(Problem description)
With the images removed, write out every line below exactly.

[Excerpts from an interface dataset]

┏━━

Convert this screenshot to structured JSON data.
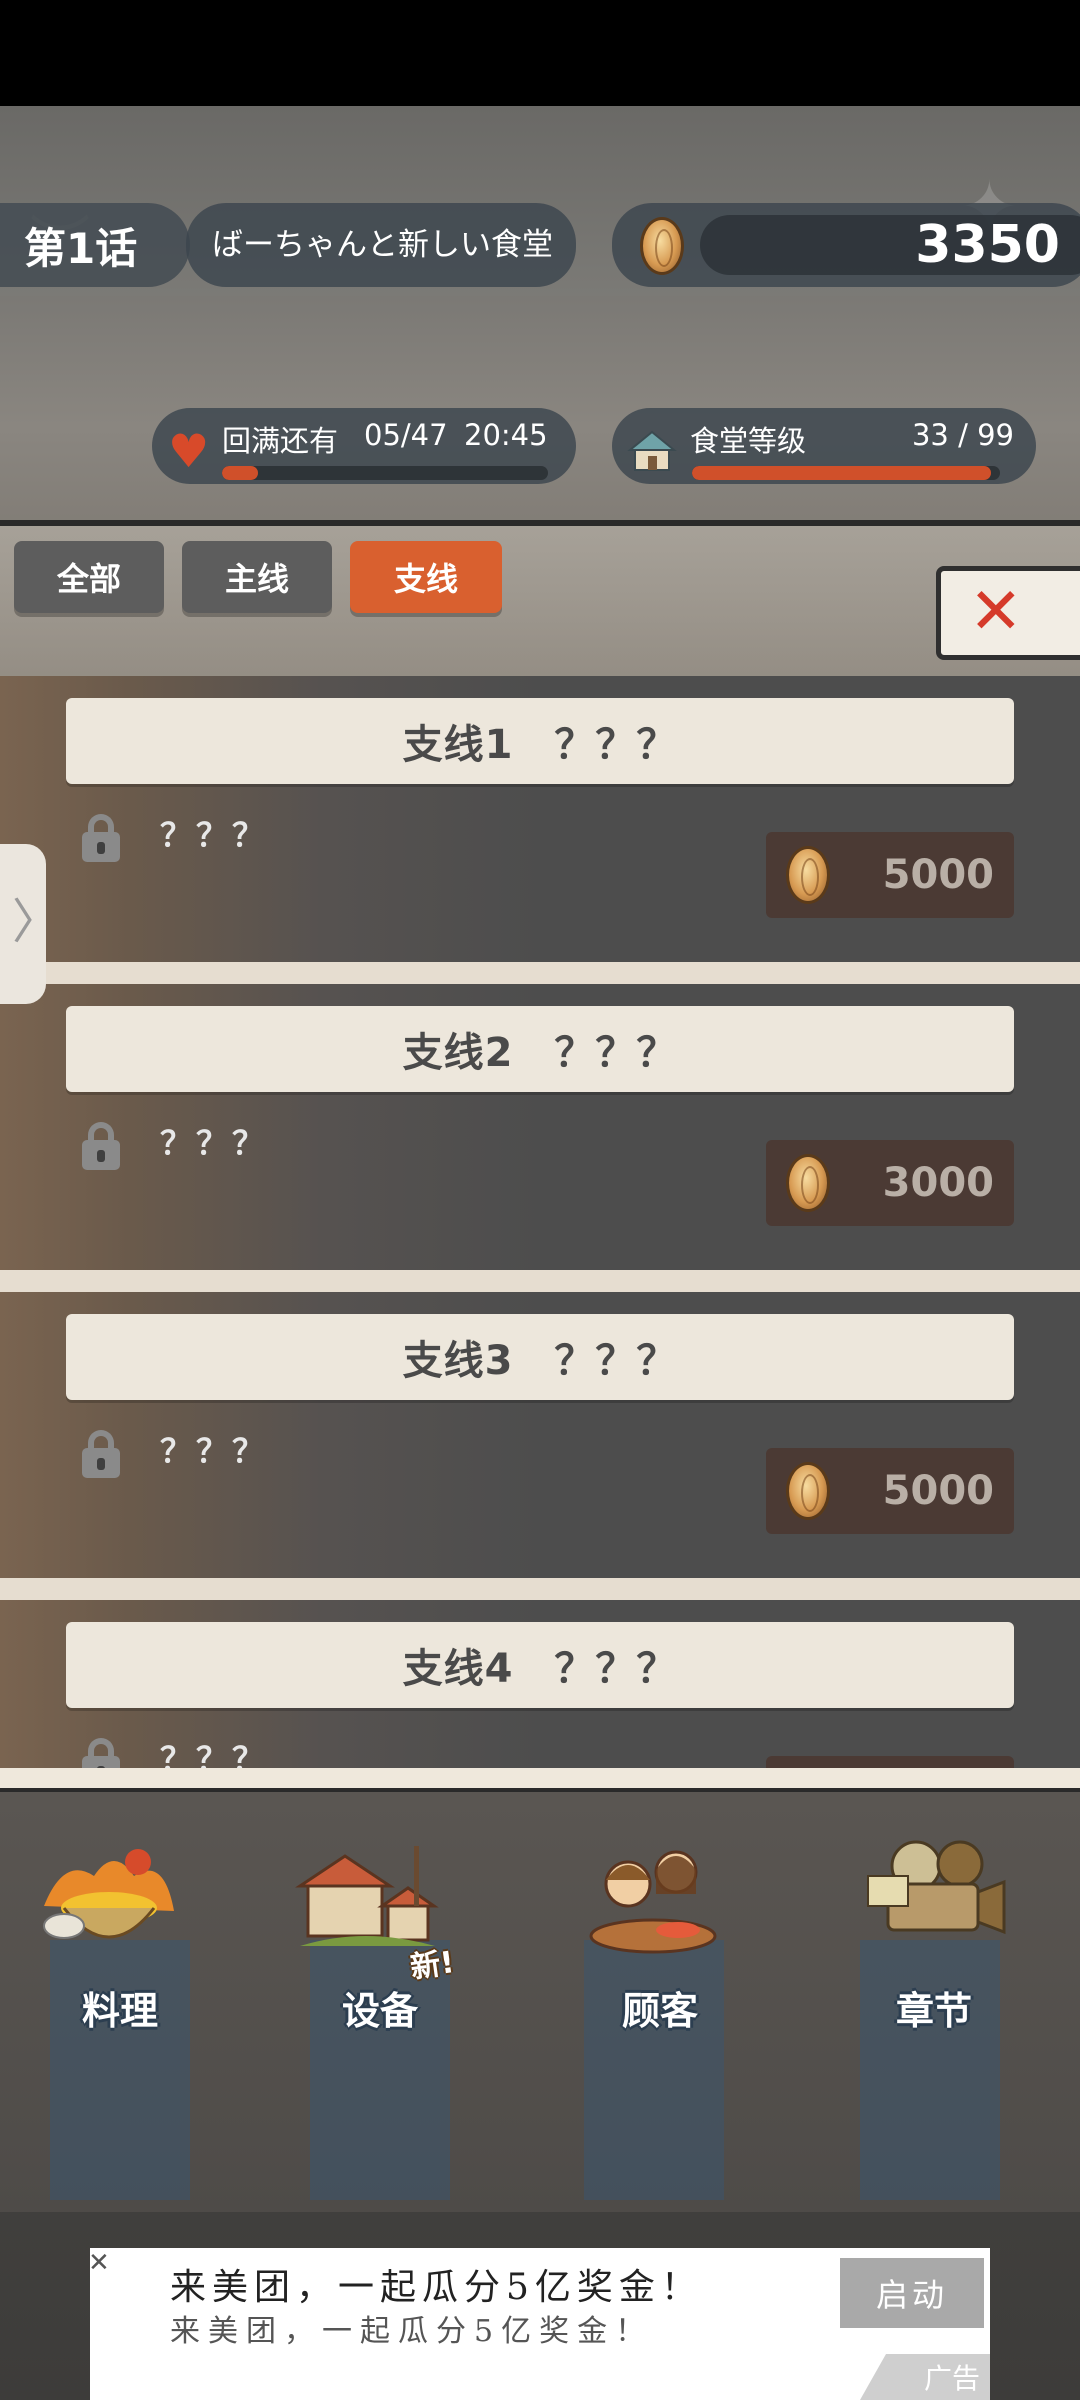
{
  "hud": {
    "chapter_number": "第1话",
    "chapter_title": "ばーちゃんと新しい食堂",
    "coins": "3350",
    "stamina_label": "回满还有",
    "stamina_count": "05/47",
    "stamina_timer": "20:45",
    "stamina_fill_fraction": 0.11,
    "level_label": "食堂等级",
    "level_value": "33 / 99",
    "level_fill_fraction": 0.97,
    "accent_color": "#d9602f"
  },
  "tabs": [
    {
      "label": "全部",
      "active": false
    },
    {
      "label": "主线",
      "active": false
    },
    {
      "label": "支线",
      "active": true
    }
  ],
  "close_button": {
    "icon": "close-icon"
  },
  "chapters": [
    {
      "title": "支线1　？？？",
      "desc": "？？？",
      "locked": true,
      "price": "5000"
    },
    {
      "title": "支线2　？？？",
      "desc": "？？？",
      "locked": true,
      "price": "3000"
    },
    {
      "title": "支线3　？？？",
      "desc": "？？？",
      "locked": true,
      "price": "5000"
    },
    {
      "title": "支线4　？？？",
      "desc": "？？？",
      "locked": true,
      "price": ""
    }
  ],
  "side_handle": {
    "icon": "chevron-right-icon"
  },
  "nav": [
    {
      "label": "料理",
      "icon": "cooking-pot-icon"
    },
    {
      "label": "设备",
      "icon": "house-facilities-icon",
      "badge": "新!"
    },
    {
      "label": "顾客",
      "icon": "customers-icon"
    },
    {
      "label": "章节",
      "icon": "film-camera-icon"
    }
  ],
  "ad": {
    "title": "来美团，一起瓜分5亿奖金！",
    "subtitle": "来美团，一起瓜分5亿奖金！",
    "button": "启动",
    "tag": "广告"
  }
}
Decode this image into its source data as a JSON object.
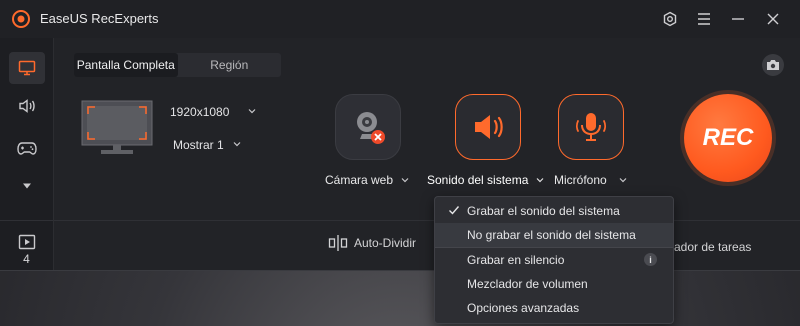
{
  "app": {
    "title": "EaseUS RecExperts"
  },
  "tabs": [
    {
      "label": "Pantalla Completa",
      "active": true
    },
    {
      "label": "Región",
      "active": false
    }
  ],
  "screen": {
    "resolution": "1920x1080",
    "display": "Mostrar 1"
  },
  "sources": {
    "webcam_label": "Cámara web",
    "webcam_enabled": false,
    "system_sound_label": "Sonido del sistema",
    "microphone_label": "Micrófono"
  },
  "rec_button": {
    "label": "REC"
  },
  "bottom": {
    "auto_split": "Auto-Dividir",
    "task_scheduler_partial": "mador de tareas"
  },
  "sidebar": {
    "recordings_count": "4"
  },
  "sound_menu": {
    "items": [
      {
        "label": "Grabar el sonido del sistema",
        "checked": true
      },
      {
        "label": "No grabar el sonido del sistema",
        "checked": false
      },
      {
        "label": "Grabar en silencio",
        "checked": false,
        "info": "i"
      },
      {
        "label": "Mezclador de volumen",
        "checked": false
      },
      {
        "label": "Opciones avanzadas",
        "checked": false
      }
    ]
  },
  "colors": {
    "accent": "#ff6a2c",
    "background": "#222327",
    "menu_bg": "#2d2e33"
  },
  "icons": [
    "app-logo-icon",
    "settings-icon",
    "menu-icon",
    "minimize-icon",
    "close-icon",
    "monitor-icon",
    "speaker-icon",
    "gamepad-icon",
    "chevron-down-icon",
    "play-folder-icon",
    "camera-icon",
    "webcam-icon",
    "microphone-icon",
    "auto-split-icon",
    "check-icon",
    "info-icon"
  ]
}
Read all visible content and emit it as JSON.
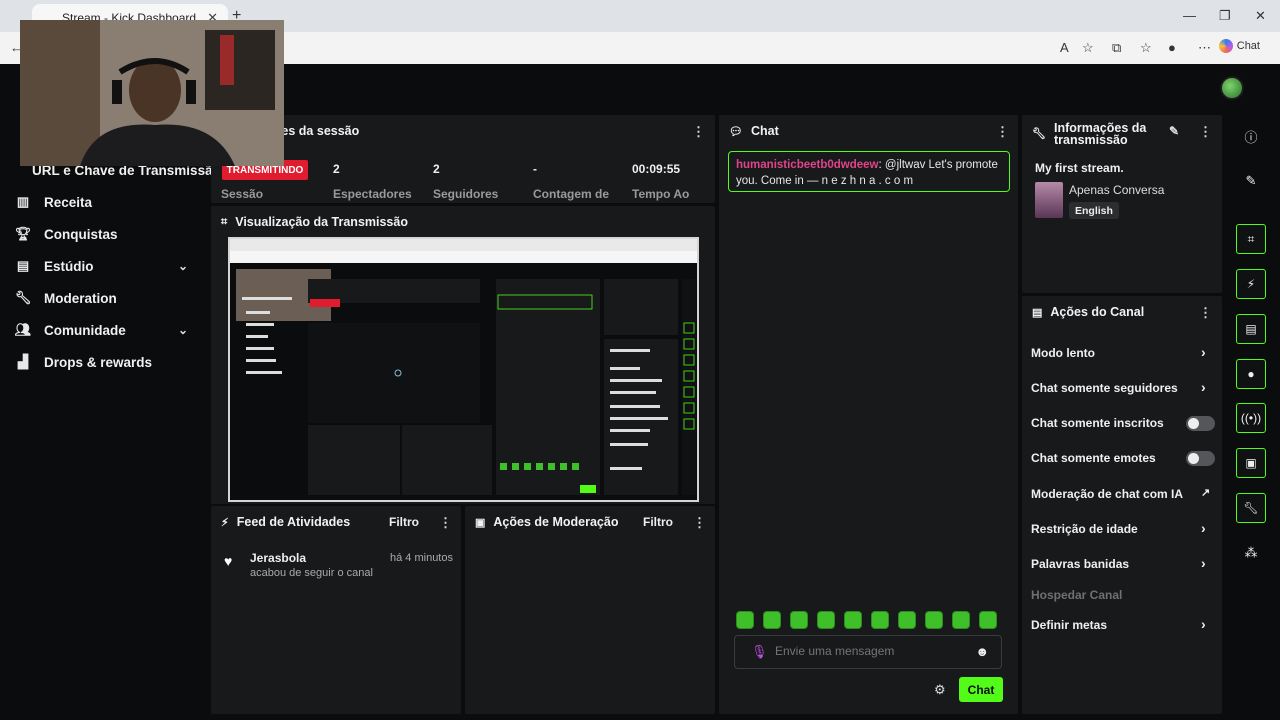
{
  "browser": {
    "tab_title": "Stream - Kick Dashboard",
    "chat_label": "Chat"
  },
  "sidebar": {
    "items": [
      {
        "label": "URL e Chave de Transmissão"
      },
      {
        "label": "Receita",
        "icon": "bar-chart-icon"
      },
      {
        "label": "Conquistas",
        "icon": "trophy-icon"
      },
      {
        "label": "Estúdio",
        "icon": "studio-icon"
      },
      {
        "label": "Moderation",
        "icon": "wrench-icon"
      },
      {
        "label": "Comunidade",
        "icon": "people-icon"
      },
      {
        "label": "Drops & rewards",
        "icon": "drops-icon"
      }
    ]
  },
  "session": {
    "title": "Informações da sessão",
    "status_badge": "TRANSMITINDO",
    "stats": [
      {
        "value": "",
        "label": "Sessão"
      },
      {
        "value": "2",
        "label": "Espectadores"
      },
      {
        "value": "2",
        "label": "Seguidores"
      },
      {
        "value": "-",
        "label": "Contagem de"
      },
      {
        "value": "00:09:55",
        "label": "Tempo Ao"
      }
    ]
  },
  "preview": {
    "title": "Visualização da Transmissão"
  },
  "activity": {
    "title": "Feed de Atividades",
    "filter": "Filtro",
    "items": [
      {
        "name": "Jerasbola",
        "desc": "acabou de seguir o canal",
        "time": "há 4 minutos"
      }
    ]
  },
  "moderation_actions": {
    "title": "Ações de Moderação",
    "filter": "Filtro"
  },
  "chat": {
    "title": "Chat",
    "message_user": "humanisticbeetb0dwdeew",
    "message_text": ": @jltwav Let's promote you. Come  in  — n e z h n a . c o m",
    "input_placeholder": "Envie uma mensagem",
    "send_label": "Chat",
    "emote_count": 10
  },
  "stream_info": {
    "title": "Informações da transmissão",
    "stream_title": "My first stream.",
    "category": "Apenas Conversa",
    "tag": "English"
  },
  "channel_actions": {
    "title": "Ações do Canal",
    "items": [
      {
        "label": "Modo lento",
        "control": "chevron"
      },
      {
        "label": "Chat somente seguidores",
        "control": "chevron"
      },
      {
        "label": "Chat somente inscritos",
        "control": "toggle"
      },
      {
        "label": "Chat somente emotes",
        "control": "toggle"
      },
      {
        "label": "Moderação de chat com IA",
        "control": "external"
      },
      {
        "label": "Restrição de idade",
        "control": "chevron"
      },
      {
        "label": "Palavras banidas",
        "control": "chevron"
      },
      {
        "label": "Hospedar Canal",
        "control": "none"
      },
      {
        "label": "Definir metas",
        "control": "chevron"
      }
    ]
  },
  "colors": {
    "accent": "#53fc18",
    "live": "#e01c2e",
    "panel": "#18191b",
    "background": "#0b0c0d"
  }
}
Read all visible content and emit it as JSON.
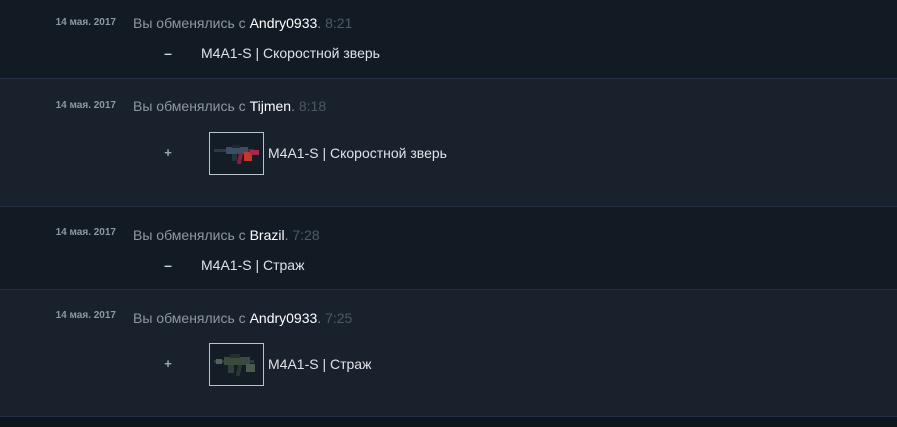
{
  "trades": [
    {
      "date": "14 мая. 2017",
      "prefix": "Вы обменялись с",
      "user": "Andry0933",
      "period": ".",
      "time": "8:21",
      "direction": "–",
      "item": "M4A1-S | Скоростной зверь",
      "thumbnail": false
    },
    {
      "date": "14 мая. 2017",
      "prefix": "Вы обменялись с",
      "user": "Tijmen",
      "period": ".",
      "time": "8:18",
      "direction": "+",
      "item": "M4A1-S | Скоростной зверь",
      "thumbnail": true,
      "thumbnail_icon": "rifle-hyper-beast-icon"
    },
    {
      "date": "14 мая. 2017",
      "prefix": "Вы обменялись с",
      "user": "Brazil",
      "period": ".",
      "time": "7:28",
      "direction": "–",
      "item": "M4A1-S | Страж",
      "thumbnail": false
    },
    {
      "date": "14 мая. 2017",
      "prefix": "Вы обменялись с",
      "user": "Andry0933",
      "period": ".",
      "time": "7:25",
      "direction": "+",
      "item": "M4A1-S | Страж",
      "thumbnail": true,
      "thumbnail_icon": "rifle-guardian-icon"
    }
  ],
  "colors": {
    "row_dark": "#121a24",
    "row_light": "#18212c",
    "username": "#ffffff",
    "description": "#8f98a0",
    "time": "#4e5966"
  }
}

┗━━

(Completed exercise)
Convert this screenshot to structured JSON data.
{
  "hud": {
    "chapter_number": "第1话",
    "chapter_title": "ばーちゃんと新しい食堂",
    "coins": "3350",
    "stamina_label": "回满还有",
    "stamina_count": "05/47",
    "stamina_timer": "20:45",
    "stamina_fill_fraction": 0.11,
    "level_label": "食堂等级",
    "level_value": "33 / 99",
    "level_fill_fraction": 0.97,
    "accent_color": "#d9602f"
  },
  "tabs": [
    {
      "label": "全部",
      "active": false
    },
    {
      "label": "主线",
      "active": false
    },
    {
      "label": "支线",
      "active": true
    }
  ],
  "close_button": {
    "icon": "close-icon"
  },
  "chapters": [
    {
      "title": "支线1　？？？",
      "desc": "？？？",
      "locked": true,
      "price": "5000"
    },
    {
      "title": "支线2　？？？",
      "desc": "？？？",
      "locked": true,
      "price": "3000"
    },
    {
      "title": "支线3　？？？",
      "desc": "？？？",
      "locked": true,
      "price": "5000"
    },
    {
      "title": "支线4　？？？",
      "desc": "？？？",
      "locked": true,
      "price": ""
    }
  ],
  "side_handle": {
    "icon": "chevron-right-icon"
  },
  "nav": [
    {
      "label": "料理",
      "icon": "cooking-pot-icon"
    },
    {
      "label": "设备",
      "icon": "house-facilities-icon",
      "badge": "新!"
    },
    {
      "label": "顾客",
      "icon": "customers-icon"
    },
    {
      "label": "章节",
      "icon": "film-camera-icon"
    }
  ],
  "ad": {
    "title": "来美团，一起瓜分5亿奖金！",
    "subtitle": "来美团，一起瓜分5亿奖金！",
    "button": "启动",
    "tag": "广告"
  }
}
Decode this image into its source data as a JSON object.
{
  "app": {
    "title": "EaseUS RecExperts"
  },
  "tabs": [
    {
      "label": "Pantalla Completa",
      "active": true
    },
    {
      "label": "Región",
      "active": false
    }
  ],
  "screen": {
    "resolution": "1920x1080",
    "display": "Mostrar 1"
  },
  "sources": {
    "webcam_label": "Cámara web",
    "webcam_enabled": false,
    "system_sound_label": "Sonido del sistema",
    "microphone_label": "Micrófono"
  },
  "rec_button": {
    "label": "REC"
  },
  "bottom": {
    "auto_split": "Auto-Dividir",
    "task_scheduler_partial": "mador de tareas"
  },
  "sidebar": {
    "recordings_count": "4"
  },
  "sound_menu": {
    "items": [
      {
        "label": "Grabar el sonido del sistema",
        "checked": true
      },
      {
        "label": "No grabar el sonido del sistema",
        "checked": false
      },
      {
        "label": "Grabar en silencio",
        "checked": false,
        "info": "i"
      },
      {
        "label": "Mezclador de volumen",
        "checked": false
      },
      {
        "label": "Opciones avanzadas",
        "checked": false
      }
    ]
  },
  "colors": {
    "accent": "#ff6a2c",
    "background": "#222327",
    "menu_bg": "#2d2e33"
  },
  "icons": [
    "app-logo-icon",
    "settings-icon",
    "menu-icon",
    "minimize-icon",
    "close-icon",
    "monitor-icon",
    "speaker-icon",
    "gamepad-icon",
    "chevron-down-icon",
    "play-folder-icon",
    "camera-icon",
    "webcam-icon",
    "microphone-icon",
    "auto-split-icon",
    "check-icon",
    "info-icon"
  ]
}
Read all visible content and emit it as JSON.
{
  "browser": {
    "tab_title": "Stream - Kick Dashboard",
    "chat_label": "Chat"
  },
  "sidebar": {
    "items": [
      {
        "label": "URL e Chave de Transmissão"
      },
      {
        "label": "Receita",
        "icon": "bar-chart-icon"
      },
      {
        "label": "Conquistas",
        "icon": "trophy-icon"
      },
      {
        "label": "Estúdio",
        "icon": "studio-icon"
      },
      {
        "label": "Moderation",
        "icon": "wrench-icon"
      },
      {
        "label": "Comunidade",
        "icon": "people-icon"
      },
      {
        "label": "Drops & rewards",
        "icon": "drops-icon"
      }
    ]
  },
  "session": {
    "title": "Informações da sessão",
    "status_badge": "TRANSMITINDO",
    "stats": [
      {
        "value": "",
        "label": "Sessão"
      },
      {
        "value": "2",
        "label": "Espectadores"
      },
      {
        "value": "2",
        "label": "Seguidores"
      },
      {
        "value": "-",
        "label": "Contagem de"
      },
      {
        "value": "00:09:55",
        "label": "Tempo Ao"
      }
    ]
  },
  "preview": {
    "title": "Visualização da Transmissão"
  },
  "activity": {
    "title": "Feed de Atividades",
    "filter": "Filtro",
    "items": [
      {
        "name": "Jerasbola",
        "desc": "acabou de seguir o canal",
        "time": "há 4 minutos"
      }
    ]
  },
  "moderation_actions": {
    "title": "Ações de Moderação",
    "filter": "Filtro"
  },
  "chat": {
    "title": "Chat",
    "message_user": "humanisticbeetb0dwdeew",
    "message_text": ": @jltwav Let's promote you. Come  in  — n e z h n a . c o m",
    "input_placeholder": "Envie uma mensagem",
    "send_label": "Chat",
    "emote_count": 10
  },
  "stream_info": {
    "title": "Informações da transmissão",
    "stream_title": "My first stream.",
    "category": "Apenas Conversa",
    "tag": "English"
  },
  "channel_actions": {
    "title": "Ações do Canal",
    "items": [
      {
        "label": "Modo lento",
        "control": "chevron"
      },
      {
        "label": "Chat somente seguidores",
        "control": "chevron"
      },
      {
        "label": "Chat somente inscritos",
        "control": "toggle"
      },
      {
        "label": "Chat somente emotes",
        "control": "toggle"
      },
      {
        "label": "Moderação de chat com IA",
        "control": "external"
      },
      {
        "label": "Restrição de idade",
        "control": "chevron"
      },
      {
        "label": "Palavras banidas",
        "control": "chevron"
      },
      {
        "label": "Hospedar Canal",
        "control": "none"
      },
      {
        "label": "Definir metas",
        "control": "chevron"
      }
    ]
  },
  "colors": {
    "accent": "#53fc18",
    "live": "#e01c2e",
    "panel": "#18191b",
    "background": "#0b0c0d"
  }
}
Read all visible content and emit it as JSON.
{
  "trades": [
    {
      "date": "14 мая. 2017",
      "prefix": "Вы обменялись с",
      "user": "Andry0933",
      "period": ".",
      "time": "8:21",
      "direction": "–",
      "item": "M4A1-S | Скоростной зверь",
      "thumbnail": false
    },
    {
      "date": "14 мая. 2017",
      "prefix": "Вы обменялись с",
      "user": "Tijmen",
      "period": ".",
      "time": "8:18",
      "direction": "+",
      "item": "M4A1-S | Скоростной зверь",
      "thumbnail": true,
      "thumbnail_icon": "rifle-hyper-beast-icon"
    },
    {
      "date": "14 мая. 2017",
      "prefix": "Вы обменялись с",
      "user": "Brazil",
      "period": ".",
      "time": "7:28",
      "direction": "–",
      "item": "M4A1-S | Страж",
      "thumbnail": false
    },
    {
      "date": "14 мая. 2017",
      "prefix": "Вы обменялись с",
      "user": "Andry0933",
      "period": ".",
      "time": "7:25",
      "direction": "+",
      "item": "M4A1-S | Страж",
      "thumbnail": true,
      "thumbnail_icon": "rifle-guardian-icon"
    }
  ],
  "colors": {
    "row_dark": "#121a24",
    "row_light": "#18212c",
    "username": "#ffffff",
    "description": "#8f98a0",
    "time": "#4e5966"
  }
}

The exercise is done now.